TASK TO CARRY OUT — Write all of the entries out again exactly, but not the images.

SUPPLIED MATERIAL —
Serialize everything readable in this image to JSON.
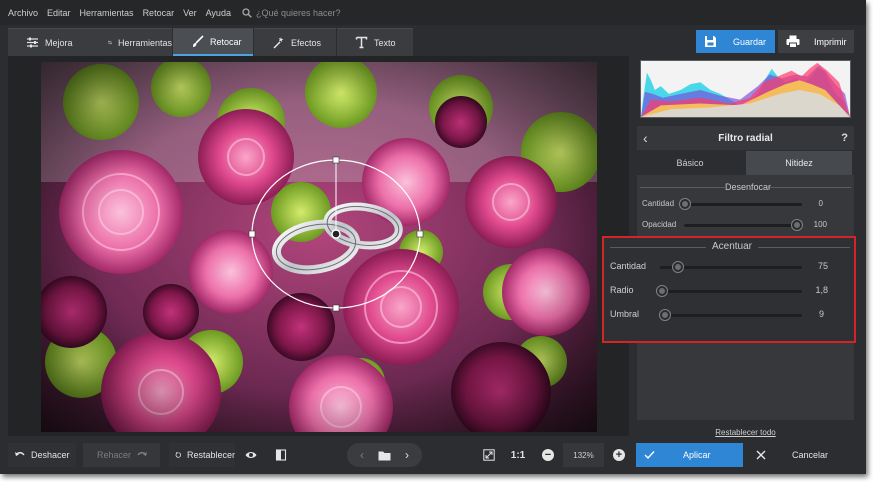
{
  "menu": {
    "items": [
      "Archivo",
      "Editar",
      "Herramientas",
      "Retocar",
      "Ver",
      "Ayuda"
    ],
    "search_placeholder": "¿Qué quieres hacer?"
  },
  "tabs": [
    {
      "label": "Mejora",
      "icon": "sliders-icon"
    },
    {
      "label": "Herramientas",
      "icon": "crop-icon"
    },
    {
      "label": "Retocar",
      "icon": "brush-icon",
      "active": true
    },
    {
      "label": "Efectos",
      "icon": "magic-wand-icon"
    },
    {
      "label": "Texto",
      "icon": "text-icon"
    }
  ],
  "toolbar": {
    "save_label": "Guardar",
    "print_label": "Imprimir"
  },
  "panel": {
    "title": "Filtro radial",
    "back_icon": "‹",
    "help_icon": "?",
    "subtabs": [
      "Básico",
      "Nitidez"
    ],
    "active_subtab": "Nitidez",
    "blur_section": {
      "title": "Desenfocar",
      "sliders": [
        {
          "label": "Cantidad",
          "value": "0",
          "fraction": 0.0
        },
        {
          "label": "Opacidad",
          "value": "100",
          "fraction": 1.0
        }
      ]
    },
    "sharpen_section": {
      "title": "Acentuar",
      "sliders": [
        {
          "label": "Cantidad",
          "value": "75",
          "fraction": 0.09
        },
        {
          "label": "Radio",
          "value": "1,8",
          "fraction": 0.02
        },
        {
          "label": "Umbral",
          "value": "9",
          "fraction": 0.035
        }
      ]
    },
    "reset_all": "Restablecer todo"
  },
  "bottom": {
    "undo": "Deshacer",
    "redo": "Rehacer",
    "reset": "Restablecer",
    "one_to_one": "1:1",
    "zoom": "132%",
    "apply": "Aplicar",
    "cancel": "Cancelar"
  },
  "colors": {
    "accent": "#2f86d4",
    "highlight_border": "#d42427"
  }
}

REPLY —
Serialize everything readable in this image to JSON.
{
  "menu": {
    "items": [
      "Archivo",
      "Editar",
      "Herramientas",
      "Retocar",
      "Ver",
      "Ayuda"
    ],
    "search_placeholder": "¿Qué quieres hacer?"
  },
  "tabs": [
    {
      "label": "Mejora",
      "icon": "sliders-icon"
    },
    {
      "label": "Herramientas",
      "icon": "crop-icon"
    },
    {
      "label": "Retocar",
      "icon": "brush-icon",
      "active": true
    },
    {
      "label": "Efectos",
      "icon": "magic-wand-icon"
    },
    {
      "label": "Texto",
      "icon": "text-icon"
    }
  ],
  "toolbar": {
    "save_label": "Guardar",
    "print_label": "Imprimir"
  },
  "panel": {
    "title": "Filtro radial",
    "back_icon": "‹",
    "help_icon": "?",
    "subtabs": [
      "Básico",
      "Nitidez"
    ],
    "active_subtab": "Nitidez",
    "blur_section": {
      "title": "Desenfocar",
      "sliders": [
        {
          "label": "Cantidad",
          "value": "0",
          "fraction": 0.0
        },
        {
          "label": "Opacidad",
          "value": "100",
          "fraction": 1.0
        }
      ]
    },
    "sharpen_section": {
      "title": "Acentuar",
      "sliders": [
        {
          "label": "Cantidad",
          "value": "75",
          "fraction": 0.09
        },
        {
          "label": "Radio",
          "value": "1,8",
          "fraction": 0.02
        },
        {
          "label": "Umbral",
          "value": "9",
          "fraction": 0.035
        }
      ]
    },
    "reset_all": "Restablecer todo"
  },
  "bottom": {
    "undo": "Deshacer",
    "redo": "Rehacer",
    "reset": "Restablecer",
    "one_to_one": "1:1",
    "zoom": "132%",
    "apply": "Aplicar",
    "cancel": "Cancelar"
  },
  "colors": {
    "accent": "#2f86d4",
    "highlight_border": "#d42427"
  }
}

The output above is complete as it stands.